Tuesday, December 2, 2014

Discipleship

Thinking about how many Christians seem to respond upon hearing that someone famous may have converted to the faith: "Christian Celebrity Mascots: The Dangers of Conversion Without Transformation":
.... The hollow back-patting and pride with which we rejoice in celebrity conversion neglects a Biblical manifestation of Christianity — the true nature of which revolves around transformation. When we become more concerned with who is one of us and who is not than with giving glory to God and seeking genuine transformation, we tend to gloss over the inherently gritty nature of Biblical transformation, which is seldom instant, easy, or black and white. By and large, the Bible addresses the idea of transformation within a context of gradual change — a process that is learned at the hands of more mature disciples who are ready and willing to bear with new Christians as they work to first digest spiritual milk and then eventually solid food.

Romans 7:14-20 aptly describes the baffling intensity with which a Christian grapples with his own sinful nature — a battle of wills made infinitely more confusing by the fact that the dual desires at war belong to the heart of one man. That one person might simultaneously desire to good and desire to betray his better intentions in order to sow the seed of evil in his heart is perhaps the singularly most difficult thing about being a Christian, and while time and maturity might never make this easy, it makes one practiced. While a trusted support system might not be a foolproof safeguard against sin, the support of genuine Christian fellowship and accountability is at the heart of discipleship.

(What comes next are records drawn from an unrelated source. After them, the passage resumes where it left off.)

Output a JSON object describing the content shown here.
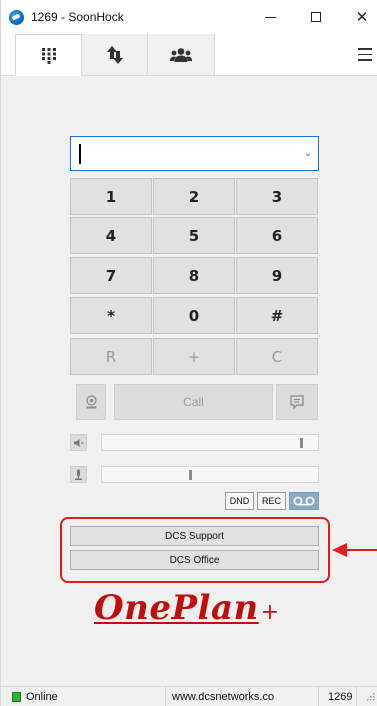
{
  "window": {
    "title": "1269 - SoonHock"
  },
  "tabs": [
    {
      "icon": "keypad-icon"
    },
    {
      "icon": "transfer-arrows-icon"
    },
    {
      "icon": "contacts-icon"
    }
  ],
  "dial_input": {
    "value": "",
    "placeholder": ""
  },
  "keypad": {
    "keys": [
      "1",
      "2",
      "3",
      "4",
      "5",
      "6",
      "7",
      "8",
      "9",
      "*",
      "0",
      "#",
      "R",
      "+",
      "C"
    ]
  },
  "call": {
    "label": "Call"
  },
  "controls": {
    "speaker_level": 0.93,
    "mic_level": 0.41,
    "dnd_label": "DND",
    "rec_label": "REC",
    "voicemail_icon": "voicemail-icon"
  },
  "speed_dial": [
    {
      "label": "DCS Support"
    },
    {
      "label": "DCS Office"
    }
  ],
  "logo": {
    "text": "OnePlan",
    "suffix": "+"
  },
  "status": {
    "state": "Online",
    "website": "www.dcsnetworks.co",
    "extension": "1269"
  },
  "colors": {
    "accent_blue": "#1a73d9",
    "highlight_red": "#e21b1b",
    "logo_red": "#c30d0d",
    "online_green": "#2fb52f"
  }
}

A new Christian has access to neither experience nor fellowship, because both of these things take time, effort, and often failure.

The evangelical Christian community has a history of glamorizing conversion stories not only when that conversion falls from the lips of a celebrity, but perhaps particularly so in those instances.... [more]